The gross premium volume in property and casualty reinsurance grew by 13.3% to EUR 16.7 billion (EUR 14.8 billion). At constant exchange rates the increase would have reached 15.8%. Net premium earned climbed by 11.0% to EUR 14.2 billion (EUR 12.8 billion). Growth would have been 13.5% at unchanged exchange rates.
Large losses in 2020 surpassed expectations for the fourth year in succession. Purely for Covid-19-related losses, Hannover Re paid out or reserved an amount of EUR 950.1 million for its customers in property and casualty reinsurance. Of this, EUR 330.9 million was attributable to reported claims and EUR 619.2 million to claims that have been incurred but not yet reported (IBNR).
Life and Health
The gross premium volume in life and health reinsurance increased by 2.6% year-on-year to EUR 8.0 billion (EUR 7.8 billion). Growth would have reached 4.7% at constant exchange rates. Net premium earned rose by 3.2% to EUR 7.2 billion (EUR 6.9 billion); the growth would have been 5.3% adjusted for exchange rate effects. The operating result (EBIT) declined to EUR 384.8 million (EUR 569.9 million).
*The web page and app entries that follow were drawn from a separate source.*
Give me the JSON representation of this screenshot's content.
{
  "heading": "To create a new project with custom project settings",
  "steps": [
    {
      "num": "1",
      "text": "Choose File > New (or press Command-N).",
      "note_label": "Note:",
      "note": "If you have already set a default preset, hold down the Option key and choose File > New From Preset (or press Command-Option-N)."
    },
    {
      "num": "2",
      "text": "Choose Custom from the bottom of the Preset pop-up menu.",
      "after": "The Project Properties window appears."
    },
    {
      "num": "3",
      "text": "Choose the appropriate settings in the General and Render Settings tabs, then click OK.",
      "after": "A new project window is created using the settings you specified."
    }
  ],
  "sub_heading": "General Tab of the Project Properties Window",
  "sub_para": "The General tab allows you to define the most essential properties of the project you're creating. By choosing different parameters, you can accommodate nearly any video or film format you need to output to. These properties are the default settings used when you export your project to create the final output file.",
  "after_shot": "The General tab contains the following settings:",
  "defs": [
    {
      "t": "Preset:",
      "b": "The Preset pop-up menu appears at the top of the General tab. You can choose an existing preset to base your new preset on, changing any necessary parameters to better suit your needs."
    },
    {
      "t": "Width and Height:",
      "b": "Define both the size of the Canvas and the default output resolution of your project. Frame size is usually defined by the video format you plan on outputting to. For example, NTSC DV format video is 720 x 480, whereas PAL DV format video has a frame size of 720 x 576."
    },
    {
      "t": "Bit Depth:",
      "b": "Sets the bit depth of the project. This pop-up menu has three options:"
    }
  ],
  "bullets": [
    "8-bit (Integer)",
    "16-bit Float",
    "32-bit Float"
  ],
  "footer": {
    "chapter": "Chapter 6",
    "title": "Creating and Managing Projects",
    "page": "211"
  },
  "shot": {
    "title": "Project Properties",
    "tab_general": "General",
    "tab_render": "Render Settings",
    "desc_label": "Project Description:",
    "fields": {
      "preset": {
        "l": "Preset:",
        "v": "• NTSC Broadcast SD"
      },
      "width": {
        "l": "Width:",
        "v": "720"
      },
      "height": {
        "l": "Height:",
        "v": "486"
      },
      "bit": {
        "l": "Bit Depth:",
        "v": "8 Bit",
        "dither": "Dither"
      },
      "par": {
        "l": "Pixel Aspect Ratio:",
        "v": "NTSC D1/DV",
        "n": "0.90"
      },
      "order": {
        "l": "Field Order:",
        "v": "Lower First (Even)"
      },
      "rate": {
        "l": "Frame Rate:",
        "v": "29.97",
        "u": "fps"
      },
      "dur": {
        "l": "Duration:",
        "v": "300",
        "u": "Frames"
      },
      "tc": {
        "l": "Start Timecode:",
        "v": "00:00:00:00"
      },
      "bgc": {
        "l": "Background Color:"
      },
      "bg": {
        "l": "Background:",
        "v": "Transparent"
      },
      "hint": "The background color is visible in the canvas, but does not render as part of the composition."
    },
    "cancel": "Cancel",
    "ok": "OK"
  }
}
For 2021 Hannover Re expects to grow its gross premium in total business by around 5% based on constant exchange rates. Group net income should be in the range of EUR 1.15 billion to EUR 1.25 billion. This is conditional on major loss expenditure not significantly exceeding the budgeted level of EUR 1.1 billion and assumes that there are no exceptional distortions on capital markets.
The asset portfolios should continue to grow – assuming constant exchange and interest rates – in view of the anticipated positive cash flow. The return on investment should reach a level of around 2.4%.